Dataset rows for apps and sites:
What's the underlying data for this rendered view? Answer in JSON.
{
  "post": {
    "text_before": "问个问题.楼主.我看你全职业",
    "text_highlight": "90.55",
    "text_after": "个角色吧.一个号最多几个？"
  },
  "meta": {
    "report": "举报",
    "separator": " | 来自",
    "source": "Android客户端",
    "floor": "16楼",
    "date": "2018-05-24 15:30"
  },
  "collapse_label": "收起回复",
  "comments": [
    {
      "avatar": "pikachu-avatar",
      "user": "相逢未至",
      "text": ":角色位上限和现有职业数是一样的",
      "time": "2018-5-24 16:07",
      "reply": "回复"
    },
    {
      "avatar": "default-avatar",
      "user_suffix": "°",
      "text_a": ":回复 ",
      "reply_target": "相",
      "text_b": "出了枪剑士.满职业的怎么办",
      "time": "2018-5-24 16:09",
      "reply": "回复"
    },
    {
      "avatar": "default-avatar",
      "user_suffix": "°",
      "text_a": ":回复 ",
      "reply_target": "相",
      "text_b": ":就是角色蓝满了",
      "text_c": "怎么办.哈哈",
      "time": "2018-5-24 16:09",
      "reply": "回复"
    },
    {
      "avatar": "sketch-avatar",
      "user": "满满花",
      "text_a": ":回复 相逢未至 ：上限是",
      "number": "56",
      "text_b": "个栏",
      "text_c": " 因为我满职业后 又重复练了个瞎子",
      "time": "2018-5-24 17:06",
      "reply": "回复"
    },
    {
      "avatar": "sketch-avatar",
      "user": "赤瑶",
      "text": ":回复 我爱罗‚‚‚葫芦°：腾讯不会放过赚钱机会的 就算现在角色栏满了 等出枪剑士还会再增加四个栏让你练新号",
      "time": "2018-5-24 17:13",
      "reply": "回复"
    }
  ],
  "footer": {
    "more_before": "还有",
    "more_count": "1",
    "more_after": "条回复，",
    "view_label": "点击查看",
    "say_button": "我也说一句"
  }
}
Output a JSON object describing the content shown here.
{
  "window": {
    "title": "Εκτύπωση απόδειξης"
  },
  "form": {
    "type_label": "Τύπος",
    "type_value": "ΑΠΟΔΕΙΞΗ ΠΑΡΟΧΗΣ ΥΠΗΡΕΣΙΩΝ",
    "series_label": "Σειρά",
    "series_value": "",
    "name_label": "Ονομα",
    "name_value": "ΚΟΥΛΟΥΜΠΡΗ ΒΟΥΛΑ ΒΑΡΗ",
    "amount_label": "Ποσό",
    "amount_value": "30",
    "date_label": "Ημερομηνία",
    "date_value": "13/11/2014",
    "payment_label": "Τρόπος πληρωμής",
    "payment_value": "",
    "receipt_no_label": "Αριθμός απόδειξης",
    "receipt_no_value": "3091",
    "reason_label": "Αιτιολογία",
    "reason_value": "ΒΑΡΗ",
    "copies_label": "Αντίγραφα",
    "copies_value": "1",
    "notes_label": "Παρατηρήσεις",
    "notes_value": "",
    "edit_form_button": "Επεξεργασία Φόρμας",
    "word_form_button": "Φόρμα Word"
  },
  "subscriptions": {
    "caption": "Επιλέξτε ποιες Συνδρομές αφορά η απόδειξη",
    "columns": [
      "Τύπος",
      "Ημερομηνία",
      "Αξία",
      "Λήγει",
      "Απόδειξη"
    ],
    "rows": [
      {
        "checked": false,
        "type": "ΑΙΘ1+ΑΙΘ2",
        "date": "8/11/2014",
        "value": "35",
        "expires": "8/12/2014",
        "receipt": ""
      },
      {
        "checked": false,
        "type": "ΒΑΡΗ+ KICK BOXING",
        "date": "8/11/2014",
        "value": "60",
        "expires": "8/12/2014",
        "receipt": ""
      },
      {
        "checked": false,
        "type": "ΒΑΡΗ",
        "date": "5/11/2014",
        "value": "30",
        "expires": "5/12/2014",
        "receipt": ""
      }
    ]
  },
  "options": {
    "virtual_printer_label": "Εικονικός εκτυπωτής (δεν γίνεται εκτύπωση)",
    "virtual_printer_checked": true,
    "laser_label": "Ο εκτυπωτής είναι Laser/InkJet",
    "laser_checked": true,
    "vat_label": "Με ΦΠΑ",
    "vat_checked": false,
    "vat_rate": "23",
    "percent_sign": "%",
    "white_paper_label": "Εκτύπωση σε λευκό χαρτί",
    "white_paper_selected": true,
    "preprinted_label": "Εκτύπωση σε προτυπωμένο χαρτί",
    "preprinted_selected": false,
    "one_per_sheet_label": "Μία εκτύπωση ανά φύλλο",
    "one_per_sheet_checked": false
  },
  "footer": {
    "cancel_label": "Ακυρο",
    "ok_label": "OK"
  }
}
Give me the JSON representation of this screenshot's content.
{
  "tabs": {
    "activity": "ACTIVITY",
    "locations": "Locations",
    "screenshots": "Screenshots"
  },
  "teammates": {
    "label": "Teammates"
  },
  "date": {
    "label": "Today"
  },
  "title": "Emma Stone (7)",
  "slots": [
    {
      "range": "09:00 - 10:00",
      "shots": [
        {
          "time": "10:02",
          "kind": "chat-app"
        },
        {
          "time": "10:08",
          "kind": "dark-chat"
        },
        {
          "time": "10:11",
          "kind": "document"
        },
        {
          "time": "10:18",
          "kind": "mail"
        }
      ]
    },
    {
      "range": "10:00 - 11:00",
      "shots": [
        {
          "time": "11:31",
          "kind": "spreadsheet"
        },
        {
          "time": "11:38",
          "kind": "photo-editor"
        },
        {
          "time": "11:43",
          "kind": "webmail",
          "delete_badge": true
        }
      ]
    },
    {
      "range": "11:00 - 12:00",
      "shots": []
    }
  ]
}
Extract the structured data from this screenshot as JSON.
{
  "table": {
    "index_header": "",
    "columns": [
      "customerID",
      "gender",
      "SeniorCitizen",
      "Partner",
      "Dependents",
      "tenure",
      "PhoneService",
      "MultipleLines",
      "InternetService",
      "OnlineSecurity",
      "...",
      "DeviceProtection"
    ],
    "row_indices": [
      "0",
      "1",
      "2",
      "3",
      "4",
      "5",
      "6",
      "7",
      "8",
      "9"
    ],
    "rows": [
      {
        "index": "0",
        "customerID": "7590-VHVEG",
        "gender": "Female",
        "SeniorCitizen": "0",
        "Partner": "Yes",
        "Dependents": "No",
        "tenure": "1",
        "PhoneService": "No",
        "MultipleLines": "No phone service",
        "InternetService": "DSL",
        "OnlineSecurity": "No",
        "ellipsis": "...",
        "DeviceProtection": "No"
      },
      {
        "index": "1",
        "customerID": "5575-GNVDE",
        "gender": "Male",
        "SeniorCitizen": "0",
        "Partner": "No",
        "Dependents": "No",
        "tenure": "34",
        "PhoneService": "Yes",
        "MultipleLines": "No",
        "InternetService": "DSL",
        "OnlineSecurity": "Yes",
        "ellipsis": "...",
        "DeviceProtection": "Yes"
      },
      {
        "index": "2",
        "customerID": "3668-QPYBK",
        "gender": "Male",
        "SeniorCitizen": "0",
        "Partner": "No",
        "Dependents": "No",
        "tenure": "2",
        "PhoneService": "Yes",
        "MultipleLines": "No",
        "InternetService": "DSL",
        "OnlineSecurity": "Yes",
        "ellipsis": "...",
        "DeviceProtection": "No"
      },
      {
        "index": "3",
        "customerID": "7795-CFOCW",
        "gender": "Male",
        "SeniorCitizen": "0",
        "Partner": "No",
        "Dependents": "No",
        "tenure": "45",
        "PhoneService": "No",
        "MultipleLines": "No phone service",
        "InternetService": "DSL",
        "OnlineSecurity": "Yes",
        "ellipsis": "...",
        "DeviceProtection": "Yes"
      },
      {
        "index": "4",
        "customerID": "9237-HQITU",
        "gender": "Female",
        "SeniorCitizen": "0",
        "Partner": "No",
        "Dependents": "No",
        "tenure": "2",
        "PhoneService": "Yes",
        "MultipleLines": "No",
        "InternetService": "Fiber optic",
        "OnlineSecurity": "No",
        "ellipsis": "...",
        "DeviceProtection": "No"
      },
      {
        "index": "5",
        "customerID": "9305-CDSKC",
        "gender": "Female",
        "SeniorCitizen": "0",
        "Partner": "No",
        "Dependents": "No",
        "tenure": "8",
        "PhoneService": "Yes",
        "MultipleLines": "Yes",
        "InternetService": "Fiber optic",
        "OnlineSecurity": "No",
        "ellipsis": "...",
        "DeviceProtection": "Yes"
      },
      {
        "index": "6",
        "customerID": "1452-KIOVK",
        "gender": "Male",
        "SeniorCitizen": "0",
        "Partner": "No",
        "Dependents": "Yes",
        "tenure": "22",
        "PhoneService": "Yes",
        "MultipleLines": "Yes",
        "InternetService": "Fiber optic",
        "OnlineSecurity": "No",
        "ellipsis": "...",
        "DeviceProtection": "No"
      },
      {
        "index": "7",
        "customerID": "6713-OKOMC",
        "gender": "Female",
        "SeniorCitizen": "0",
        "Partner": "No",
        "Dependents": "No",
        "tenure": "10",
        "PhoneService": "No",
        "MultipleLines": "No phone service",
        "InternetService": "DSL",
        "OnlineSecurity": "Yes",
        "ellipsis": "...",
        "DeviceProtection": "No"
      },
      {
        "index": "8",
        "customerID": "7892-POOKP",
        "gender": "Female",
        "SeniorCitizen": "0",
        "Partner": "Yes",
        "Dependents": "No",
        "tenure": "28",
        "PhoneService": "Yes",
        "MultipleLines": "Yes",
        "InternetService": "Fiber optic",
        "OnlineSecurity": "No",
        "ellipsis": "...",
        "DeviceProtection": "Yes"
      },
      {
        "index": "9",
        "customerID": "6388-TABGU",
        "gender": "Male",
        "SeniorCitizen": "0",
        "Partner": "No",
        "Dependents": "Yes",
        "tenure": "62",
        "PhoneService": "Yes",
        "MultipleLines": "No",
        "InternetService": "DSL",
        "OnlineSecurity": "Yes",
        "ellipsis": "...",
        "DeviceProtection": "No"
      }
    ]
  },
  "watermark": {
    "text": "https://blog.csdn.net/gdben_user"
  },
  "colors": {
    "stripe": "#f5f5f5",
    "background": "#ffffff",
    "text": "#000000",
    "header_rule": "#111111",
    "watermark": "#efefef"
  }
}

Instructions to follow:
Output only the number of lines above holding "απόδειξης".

Exercise answer:
2